───── Data for this task ─────

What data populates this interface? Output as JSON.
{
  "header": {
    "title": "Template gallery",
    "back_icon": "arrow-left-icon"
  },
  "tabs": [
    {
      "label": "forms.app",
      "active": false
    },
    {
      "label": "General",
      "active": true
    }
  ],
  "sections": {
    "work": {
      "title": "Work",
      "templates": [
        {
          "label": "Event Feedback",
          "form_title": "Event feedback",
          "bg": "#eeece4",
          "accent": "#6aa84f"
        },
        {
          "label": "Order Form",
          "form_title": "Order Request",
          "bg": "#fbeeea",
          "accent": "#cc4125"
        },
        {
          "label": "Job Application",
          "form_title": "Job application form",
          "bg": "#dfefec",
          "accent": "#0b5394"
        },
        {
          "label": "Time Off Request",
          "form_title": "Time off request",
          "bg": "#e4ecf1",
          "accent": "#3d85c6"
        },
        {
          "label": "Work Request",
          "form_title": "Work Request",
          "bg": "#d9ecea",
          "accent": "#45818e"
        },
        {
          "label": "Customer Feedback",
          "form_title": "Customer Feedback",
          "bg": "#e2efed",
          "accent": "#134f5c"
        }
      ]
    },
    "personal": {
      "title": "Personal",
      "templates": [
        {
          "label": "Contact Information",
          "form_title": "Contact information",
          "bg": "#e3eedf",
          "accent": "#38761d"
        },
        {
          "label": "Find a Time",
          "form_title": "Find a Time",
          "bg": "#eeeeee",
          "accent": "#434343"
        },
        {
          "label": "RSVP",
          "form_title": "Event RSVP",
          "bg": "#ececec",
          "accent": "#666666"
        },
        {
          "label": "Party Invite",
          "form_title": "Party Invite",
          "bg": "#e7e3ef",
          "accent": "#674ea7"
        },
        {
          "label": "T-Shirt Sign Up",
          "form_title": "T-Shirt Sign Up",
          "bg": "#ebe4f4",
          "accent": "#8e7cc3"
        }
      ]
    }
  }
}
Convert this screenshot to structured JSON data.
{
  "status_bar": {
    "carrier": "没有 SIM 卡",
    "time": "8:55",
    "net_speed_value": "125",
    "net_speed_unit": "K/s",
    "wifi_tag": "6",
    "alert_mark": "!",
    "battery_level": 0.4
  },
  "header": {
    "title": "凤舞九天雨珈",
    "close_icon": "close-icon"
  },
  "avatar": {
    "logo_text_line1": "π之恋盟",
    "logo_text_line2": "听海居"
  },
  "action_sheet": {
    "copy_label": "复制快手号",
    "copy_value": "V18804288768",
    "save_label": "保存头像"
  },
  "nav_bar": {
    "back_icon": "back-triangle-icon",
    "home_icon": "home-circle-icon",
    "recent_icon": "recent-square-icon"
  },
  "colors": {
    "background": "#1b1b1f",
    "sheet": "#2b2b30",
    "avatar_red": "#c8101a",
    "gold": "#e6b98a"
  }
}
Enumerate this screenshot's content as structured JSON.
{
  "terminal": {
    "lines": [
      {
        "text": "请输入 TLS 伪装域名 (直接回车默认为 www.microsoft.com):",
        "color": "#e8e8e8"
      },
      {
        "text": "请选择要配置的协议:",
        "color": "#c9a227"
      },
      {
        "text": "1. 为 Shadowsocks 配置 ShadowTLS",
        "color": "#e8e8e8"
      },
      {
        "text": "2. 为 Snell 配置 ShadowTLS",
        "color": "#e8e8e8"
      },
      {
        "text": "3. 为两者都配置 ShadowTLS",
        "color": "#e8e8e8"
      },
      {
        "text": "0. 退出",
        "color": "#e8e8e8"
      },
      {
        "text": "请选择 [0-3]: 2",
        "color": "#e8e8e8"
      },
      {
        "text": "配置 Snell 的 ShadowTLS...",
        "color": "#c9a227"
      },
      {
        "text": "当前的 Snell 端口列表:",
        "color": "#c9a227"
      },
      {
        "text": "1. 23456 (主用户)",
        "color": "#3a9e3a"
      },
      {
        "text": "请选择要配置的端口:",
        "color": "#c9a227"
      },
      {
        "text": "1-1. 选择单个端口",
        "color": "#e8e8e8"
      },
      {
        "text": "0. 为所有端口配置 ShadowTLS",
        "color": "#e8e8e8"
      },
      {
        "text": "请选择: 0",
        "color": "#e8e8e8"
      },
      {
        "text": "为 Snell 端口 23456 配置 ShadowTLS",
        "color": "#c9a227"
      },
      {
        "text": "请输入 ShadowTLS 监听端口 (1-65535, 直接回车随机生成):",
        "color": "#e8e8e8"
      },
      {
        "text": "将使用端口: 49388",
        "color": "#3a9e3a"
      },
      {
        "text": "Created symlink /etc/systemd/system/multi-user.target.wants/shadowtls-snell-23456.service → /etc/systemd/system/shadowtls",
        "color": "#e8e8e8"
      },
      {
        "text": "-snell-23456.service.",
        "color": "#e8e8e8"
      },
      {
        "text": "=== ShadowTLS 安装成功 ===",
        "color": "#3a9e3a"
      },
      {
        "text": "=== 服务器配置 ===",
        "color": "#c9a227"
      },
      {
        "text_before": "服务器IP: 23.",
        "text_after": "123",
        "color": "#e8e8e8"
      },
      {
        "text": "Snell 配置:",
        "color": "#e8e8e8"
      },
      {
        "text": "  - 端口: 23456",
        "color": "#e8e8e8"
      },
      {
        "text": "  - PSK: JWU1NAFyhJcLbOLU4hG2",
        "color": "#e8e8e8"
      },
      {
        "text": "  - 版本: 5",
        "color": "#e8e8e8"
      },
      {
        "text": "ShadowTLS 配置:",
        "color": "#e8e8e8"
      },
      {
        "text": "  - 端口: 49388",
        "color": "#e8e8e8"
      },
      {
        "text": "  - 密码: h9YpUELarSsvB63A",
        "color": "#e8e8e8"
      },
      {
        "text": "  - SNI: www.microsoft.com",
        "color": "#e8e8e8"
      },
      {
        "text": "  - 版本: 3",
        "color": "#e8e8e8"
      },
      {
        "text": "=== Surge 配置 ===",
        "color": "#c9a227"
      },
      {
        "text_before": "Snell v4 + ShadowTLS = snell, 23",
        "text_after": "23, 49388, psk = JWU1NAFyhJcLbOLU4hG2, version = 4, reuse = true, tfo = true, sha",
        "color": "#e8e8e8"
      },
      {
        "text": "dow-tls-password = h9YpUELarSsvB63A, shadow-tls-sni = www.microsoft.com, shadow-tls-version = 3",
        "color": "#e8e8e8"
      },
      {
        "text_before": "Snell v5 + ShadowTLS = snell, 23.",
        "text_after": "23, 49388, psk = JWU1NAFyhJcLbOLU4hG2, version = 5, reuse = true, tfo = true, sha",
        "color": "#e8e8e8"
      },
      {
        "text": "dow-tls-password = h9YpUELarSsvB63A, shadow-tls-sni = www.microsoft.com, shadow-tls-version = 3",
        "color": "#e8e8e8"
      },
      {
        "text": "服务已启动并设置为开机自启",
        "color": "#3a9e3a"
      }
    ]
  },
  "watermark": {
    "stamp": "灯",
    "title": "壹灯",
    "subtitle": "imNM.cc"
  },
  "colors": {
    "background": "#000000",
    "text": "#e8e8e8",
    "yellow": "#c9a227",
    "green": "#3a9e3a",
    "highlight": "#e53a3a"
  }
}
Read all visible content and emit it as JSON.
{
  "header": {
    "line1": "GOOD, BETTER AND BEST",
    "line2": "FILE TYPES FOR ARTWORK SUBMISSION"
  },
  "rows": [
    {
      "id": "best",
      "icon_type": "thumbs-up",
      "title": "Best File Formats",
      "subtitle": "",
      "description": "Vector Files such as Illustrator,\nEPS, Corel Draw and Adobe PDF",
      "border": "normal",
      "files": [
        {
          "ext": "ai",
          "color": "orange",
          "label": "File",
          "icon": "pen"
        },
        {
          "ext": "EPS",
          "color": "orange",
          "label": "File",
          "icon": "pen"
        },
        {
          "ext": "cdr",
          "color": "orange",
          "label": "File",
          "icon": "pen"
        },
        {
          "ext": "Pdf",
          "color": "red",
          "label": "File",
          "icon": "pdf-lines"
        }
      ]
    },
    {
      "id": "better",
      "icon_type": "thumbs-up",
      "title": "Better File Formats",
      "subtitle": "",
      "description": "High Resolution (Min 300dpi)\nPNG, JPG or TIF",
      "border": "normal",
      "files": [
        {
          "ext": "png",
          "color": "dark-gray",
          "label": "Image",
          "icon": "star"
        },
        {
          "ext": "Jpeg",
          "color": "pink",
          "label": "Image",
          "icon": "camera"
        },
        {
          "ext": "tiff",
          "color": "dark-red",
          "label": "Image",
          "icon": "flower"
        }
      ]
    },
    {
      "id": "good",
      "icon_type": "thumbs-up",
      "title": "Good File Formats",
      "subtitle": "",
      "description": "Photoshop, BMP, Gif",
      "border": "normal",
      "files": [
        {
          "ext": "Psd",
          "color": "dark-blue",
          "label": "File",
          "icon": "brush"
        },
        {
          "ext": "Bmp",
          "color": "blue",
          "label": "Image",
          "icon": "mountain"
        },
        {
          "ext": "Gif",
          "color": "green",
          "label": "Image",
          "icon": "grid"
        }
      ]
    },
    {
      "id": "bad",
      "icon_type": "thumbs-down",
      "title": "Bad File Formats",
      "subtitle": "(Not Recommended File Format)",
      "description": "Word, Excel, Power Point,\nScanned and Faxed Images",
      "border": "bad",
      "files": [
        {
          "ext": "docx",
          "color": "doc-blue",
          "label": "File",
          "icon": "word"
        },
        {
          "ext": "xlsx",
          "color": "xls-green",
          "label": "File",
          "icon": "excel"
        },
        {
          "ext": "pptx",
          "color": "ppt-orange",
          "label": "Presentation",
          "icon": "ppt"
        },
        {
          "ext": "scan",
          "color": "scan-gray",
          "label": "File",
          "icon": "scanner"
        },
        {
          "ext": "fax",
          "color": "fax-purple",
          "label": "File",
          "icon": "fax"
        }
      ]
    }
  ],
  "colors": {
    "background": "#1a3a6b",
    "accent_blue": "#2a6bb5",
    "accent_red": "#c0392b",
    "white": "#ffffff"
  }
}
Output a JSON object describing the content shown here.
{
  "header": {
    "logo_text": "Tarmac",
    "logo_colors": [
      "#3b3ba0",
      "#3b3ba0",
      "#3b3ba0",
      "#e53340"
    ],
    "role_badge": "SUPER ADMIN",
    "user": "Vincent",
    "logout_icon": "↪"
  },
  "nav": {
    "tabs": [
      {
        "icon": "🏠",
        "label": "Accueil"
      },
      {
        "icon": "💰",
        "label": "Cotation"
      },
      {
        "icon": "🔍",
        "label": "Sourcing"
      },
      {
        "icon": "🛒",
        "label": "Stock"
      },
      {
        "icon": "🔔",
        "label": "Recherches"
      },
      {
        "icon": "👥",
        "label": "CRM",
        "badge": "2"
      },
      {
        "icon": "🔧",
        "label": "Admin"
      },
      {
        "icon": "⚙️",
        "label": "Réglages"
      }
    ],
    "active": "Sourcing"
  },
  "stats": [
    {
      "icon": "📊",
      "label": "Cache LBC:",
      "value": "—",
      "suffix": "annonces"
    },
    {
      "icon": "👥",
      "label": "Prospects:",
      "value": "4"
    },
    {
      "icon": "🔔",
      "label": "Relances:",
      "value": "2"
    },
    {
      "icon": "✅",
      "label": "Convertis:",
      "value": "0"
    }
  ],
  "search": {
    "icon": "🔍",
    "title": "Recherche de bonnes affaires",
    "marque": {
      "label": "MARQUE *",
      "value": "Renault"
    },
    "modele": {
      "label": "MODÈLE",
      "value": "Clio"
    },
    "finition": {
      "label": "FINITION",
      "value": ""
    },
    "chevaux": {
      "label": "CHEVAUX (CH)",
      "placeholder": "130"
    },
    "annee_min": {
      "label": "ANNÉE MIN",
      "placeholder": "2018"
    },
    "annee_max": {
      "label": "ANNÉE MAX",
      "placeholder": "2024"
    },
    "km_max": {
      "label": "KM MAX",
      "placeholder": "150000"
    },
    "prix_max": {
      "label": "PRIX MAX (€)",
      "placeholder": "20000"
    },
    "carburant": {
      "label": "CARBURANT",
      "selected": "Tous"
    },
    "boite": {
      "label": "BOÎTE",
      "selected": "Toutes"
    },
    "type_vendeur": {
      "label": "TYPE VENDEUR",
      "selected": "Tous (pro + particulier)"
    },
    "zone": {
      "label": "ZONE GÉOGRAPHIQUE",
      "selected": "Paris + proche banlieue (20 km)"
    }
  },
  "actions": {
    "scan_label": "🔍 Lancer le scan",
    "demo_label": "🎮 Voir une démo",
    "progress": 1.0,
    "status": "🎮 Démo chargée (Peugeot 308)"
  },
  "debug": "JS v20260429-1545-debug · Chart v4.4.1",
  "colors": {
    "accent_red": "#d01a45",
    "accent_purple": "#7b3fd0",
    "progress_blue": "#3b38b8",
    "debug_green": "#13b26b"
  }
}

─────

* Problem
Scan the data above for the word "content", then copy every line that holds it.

* Response below
Enumerate this screenshot's content as structured JSON.
Read all visible content and emit it as JSON.
Output a JSON object describing the content shown here.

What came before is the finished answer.